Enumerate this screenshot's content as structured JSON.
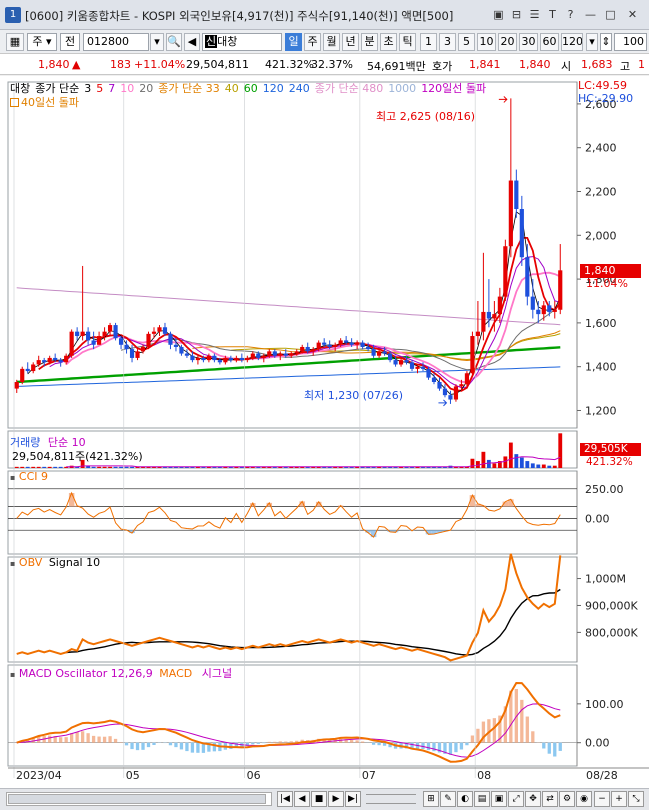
{
  "window": {
    "num": "1",
    "title": "[0600] 키움종합차트 - KOSPI 외국인보유[4,917(천)] 주식수[91,140(천)] 액면[500]",
    "controls": [
      "▣",
      "⊟",
      "☰",
      "T",
      "?",
      "—",
      "□",
      "✕"
    ]
  },
  "toolbar": {
    "market": "주",
    "prev": "전",
    "code": "012800",
    "name": "대창",
    "name_tag": "신",
    "periods": [
      "일",
      "주",
      "월",
      "년",
      "분",
      "초",
      "틱"
    ],
    "active_period": "일",
    "intervals": [
      "1",
      "3",
      "5",
      "10",
      "20",
      "30",
      "60",
      "120"
    ],
    "count": "100"
  },
  "quote": {
    "price": "1,840",
    "arrow": "▲",
    "change": "183",
    "change_pct": "+11.04%",
    "volume": "29,504,811",
    "vol_ratio": "421.32%",
    "turnover": "32.37%",
    "amount": "54,691백만",
    "ask_label": "호가",
    "ask": "1,841",
    "bid": "1,840",
    "open_label": "시",
    "open": "1,683",
    "high_label": "고",
    "high_partial": "1"
  },
  "legend": {
    "main_line1": [
      {
        "text": "대창",
        "color": "#000000"
      },
      {
        "text": "종가 단순",
        "color": "#000000"
      },
      {
        "text": "3",
        "color": "#000000"
      },
      {
        "text": "5",
        "color": "#e60000"
      },
      {
        "text": "7",
        "color": "#a000c8"
      },
      {
        "text": "10",
        "color": "#ff78c8"
      },
      {
        "text": "20",
        "color": "#6e6e6e"
      },
      {
        "text": "종가 단순 33",
        "color": "#e08000"
      },
      {
        "text": "40",
        "color": "#b8a000"
      },
      {
        "text": "60",
        "color": "#00a000"
      },
      {
        "text": "120",
        "color": "#1e64dc"
      },
      {
        "text": "240",
        "color": "#1e64dc"
      },
      {
        "text": "종가 단순 480",
        "color": "#e090c8"
      },
      {
        "text": "1000",
        "color": "#9cb4d8"
      },
      {
        "text": "120일선 돌파",
        "color": "#c000c0"
      }
    ],
    "main_line2": "40일선 돌파",
    "lc": "LC:49.59",
    "hc": "HC:-29.90"
  },
  "annotations": {
    "high": "최고 2,625 (08/16)",
    "low": "최저 1,230 (07/26)"
  },
  "price_badge": {
    "price": "1,840",
    "pct": "11.04%"
  },
  "panels": {
    "volume": {
      "title": "거래량",
      "ma": "단순 10",
      "value": "29,504,811주(421.32%)",
      "badge1": "29,505K",
      "badge2": "421.32%"
    },
    "cci": {
      "title": "CCI 9"
    },
    "obv": {
      "title": "OBV",
      "signal": "Signal 10"
    },
    "macd": {
      "title": "MACD Oscillator 12,26,9",
      "line": "MACD",
      "signal": "시그널"
    }
  },
  "x_labels": [
    "2023/04",
    "05",
    "06",
    "07",
    "08",
    "08/28"
  ],
  "colors": {
    "up": "#e60000",
    "down": "#1e50dc",
    "orange": "#f07000",
    "accent": "#3b7dd8"
  },
  "chart_data": [
    {
      "type": "candlestick",
      "title": "대창",
      "y_ticks": [
        "2,600",
        "2,400",
        "2,200",
        "2,000",
        "1,800",
        "1,600",
        "1,400",
        "1,200"
      ],
      "ylim": [
        1120,
        2700
      ],
      "candles": [
        [
          1300,
          1340,
          1280,
          1330
        ],
        [
          1330,
          1400,
          1320,
          1390
        ],
        [
          1390,
          1420,
          1370,
          1380
        ],
        [
          1380,
          1420,
          1370,
          1410
        ],
        [
          1410,
          1450,
          1400,
          1430
        ],
        [
          1430,
          1440,
          1400,
          1420
        ],
        [
          1420,
          1450,
          1410,
          1440
        ],
        [
          1440,
          1460,
          1420,
          1430
        ],
        [
          1430,
          1440,
          1400,
          1420
        ],
        [
          1420,
          1460,
          1410,
          1450
        ],
        [
          1450,
          1570,
          1440,
          1560
        ],
        [
          1560,
          1580,
          1520,
          1540
        ],
        [
          1540,
          1860,
          1520,
          1560
        ],
        [
          1560,
          1580,
          1500,
          1520
        ],
        [
          1520,
          1560,
          1480,
          1500
        ],
        [
          1500,
          1560,
          1500,
          1540
        ],
        [
          1540,
          1580,
          1520,
          1560
        ],
        [
          1560,
          1600,
          1540,
          1590
        ],
        [
          1590,
          1600,
          1520,
          1530
        ],
        [
          1530,
          1540,
          1480,
          1500
        ],
        [
          1500,
          1520,
          1460,
          1480
        ],
        [
          1480,
          1500,
          1420,
          1440
        ],
        [
          1440,
          1480,
          1430,
          1470
        ],
        [
          1470,
          1500,
          1460,
          1490
        ],
        [
          1490,
          1560,
          1480,
          1550
        ],
        [
          1550,
          1580,
          1530,
          1560
        ],
        [
          1560,
          1590,
          1540,
          1580
        ],
        [
          1580,
          1600,
          1540,
          1550
        ],
        [
          1550,
          1560,
          1480,
          1500
        ],
        [
          1500,
          1530,
          1470,
          1490
        ],
        [
          1490,
          1500,
          1450,
          1460
        ],
        [
          1460,
          1480,
          1440,
          1450
        ],
        [
          1450,
          1470,
          1420,
          1430
        ],
        [
          1430,
          1450,
          1410,
          1440
        ],
        [
          1440,
          1450,
          1420,
          1430
        ],
        [
          1430,
          1460,
          1420,
          1450
        ],
        [
          1450,
          1460,
          1420,
          1430
        ],
        [
          1430,
          1440,
          1410,
          1420
        ],
        [
          1420,
          1450,
          1410,
          1440
        ],
        [
          1440,
          1450,
          1420,
          1430
        ],
        [
          1430,
          1450,
          1420,
          1440
        ],
        [
          1440,
          1460,
          1420,
          1430
        ],
        [
          1430,
          1450,
          1420,
          1440
        ],
        [
          1440,
          1470,
          1430,
          1460
        ],
        [
          1460,
          1470,
          1430,
          1440
        ],
        [
          1440,
          1460,
          1420,
          1450
        ],
        [
          1450,
          1480,
          1440,
          1470
        ],
        [
          1470,
          1480,
          1440,
          1450
        ],
        [
          1450,
          1470,
          1430,
          1460
        ],
        [
          1460,
          1480,
          1440,
          1450
        ],
        [
          1450,
          1470,
          1440,
          1460
        ],
        [
          1460,
          1480,
          1450,
          1470
        ],
        [
          1470,
          1500,
          1460,
          1490
        ],
        [
          1490,
          1510,
          1460,
          1470
        ],
        [
          1470,
          1490,
          1450,
          1480
        ],
        [
          1480,
          1520,
          1470,
          1510
        ],
        [
          1510,
          1530,
          1490,
          1500
        ],
        [
          1500,
          1520,
          1480,
          1490
        ],
        [
          1490,
          1510,
          1470,
          1500
        ],
        [
          1500,
          1530,
          1490,
          1520
        ],
        [
          1520,
          1540,
          1500,
          1510
        ],
        [
          1510,
          1530,
          1490,
          1500
        ],
        [
          1500,
          1520,
          1480,
          1510
        ],
        [
          1510,
          1520,
          1480,
          1490
        ],
        [
          1490,
          1510,
          1470,
          1480
        ],
        [
          1480,
          1500,
          1440,
          1450
        ],
        [
          1450,
          1480,
          1440,
          1470
        ],
        [
          1470,
          1490,
          1450,
          1460
        ],
        [
          1460,
          1470,
          1420,
          1430
        ],
        [
          1430,
          1450,
          1400,
          1410
        ],
        [
          1410,
          1440,
          1400,
          1430
        ],
        [
          1430,
          1450,
          1410,
          1420
        ],
        [
          1420,
          1430,
          1380,
          1390
        ],
        [
          1390,
          1410,
          1370,
          1400
        ],
        [
          1400,
          1420,
          1380,
          1390
        ],
        [
          1390,
          1400,
          1340,
          1350
        ],
        [
          1350,
          1370,
          1320,
          1330
        ],
        [
          1330,
          1350,
          1290,
          1300
        ],
        [
          1300,
          1320,
          1260,
          1270
        ],
        [
          1270,
          1290,
          1230,
          1250
        ],
        [
          1250,
          1320,
          1240,
          1310
        ],
        [
          1310,
          1340,
          1290,
          1320
        ],
        [
          1320,
          1380,
          1300,
          1370
        ],
        [
          1370,
          1560,
          1360,
          1540
        ],
        [
          1540,
          1700,
          1500,
          1560
        ],
        [
          1560,
          1920,
          1520,
          1650
        ],
        [
          1650,
          1800,
          1580,
          1620
        ],
        [
          1620,
          1700,
          1560,
          1640
        ],
        [
          1640,
          1760,
          1600,
          1720
        ],
        [
          1720,
          1980,
          1700,
          1950
        ],
        [
          1950,
          2625,
          1900,
          2250
        ],
        [
          2250,
          2300,
          2080,
          2120
        ],
        [
          2120,
          2180,
          1860,
          1900
        ],
        [
          1900,
          1960,
          1680,
          1720
        ],
        [
          1720,
          1800,
          1620,
          1660
        ],
        [
          1660,
          1700,
          1600,
          1640
        ],
        [
          1640,
          1700,
          1610,
          1680
        ],
        [
          1680,
          1700,
          1630,
          1650
        ],
        [
          1650,
          1700,
          1620,
          1660
        ],
        [
          1660,
          1960,
          1640,
          1840
        ]
      ]
    },
    {
      "type": "bar",
      "title": "거래량",
      "series": [
        {
          "name": "거래량",
          "values": [
            1,
            1,
            1,
            1,
            1,
            1,
            1,
            1,
            1,
            1,
            2,
            1,
            7,
            2,
            1,
            1,
            1,
            1,
            1,
            1,
            1,
            1,
            1,
            1,
            1,
            1,
            1,
            1,
            1,
            1,
            1,
            1,
            1,
            1,
            1,
            1,
            1,
            1,
            1,
            1,
            1,
            1,
            1,
            1,
            1,
            1,
            1,
            1,
            1,
            1,
            1,
            1,
            1,
            1,
            1,
            1,
            1,
            1,
            1,
            1,
            1,
            1,
            1,
            1,
            1,
            1,
            1,
            1,
            1,
            1,
            1,
            1,
            1,
            1,
            1,
            1,
            1,
            1,
            1,
            2,
            1,
            1,
            1,
            8,
            6,
            14,
            7,
            4,
            6,
            10,
            22,
            12,
            9,
            6,
            4,
            3,
            3,
            2,
            2,
            30
          ]
        }
      ]
    },
    {
      "type": "area",
      "title": "CCI 9",
      "y_ticks": [
        "250.00",
        "0.00"
      ],
      "ylim": [
        -300,
        400
      ]
    },
    {
      "type": "line",
      "title": "OBV",
      "y_ticks": [
        "1,000M",
        "900,000K",
        "800,000K"
      ],
      "ylim": [
        690,
        1080
      ]
    },
    {
      "type": "bar",
      "title": "MACD Oscillator 12,26,9",
      "y_ticks": [
        "100.00",
        "0.00"
      ],
      "ylim": [
        -60,
        200
      ]
    }
  ]
}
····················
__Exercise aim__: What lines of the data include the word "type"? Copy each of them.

__Answer area__:
      "type": "candlestick",
      "type": "bar",
      "type": "area",
      "type": "line",
      "type": "bar",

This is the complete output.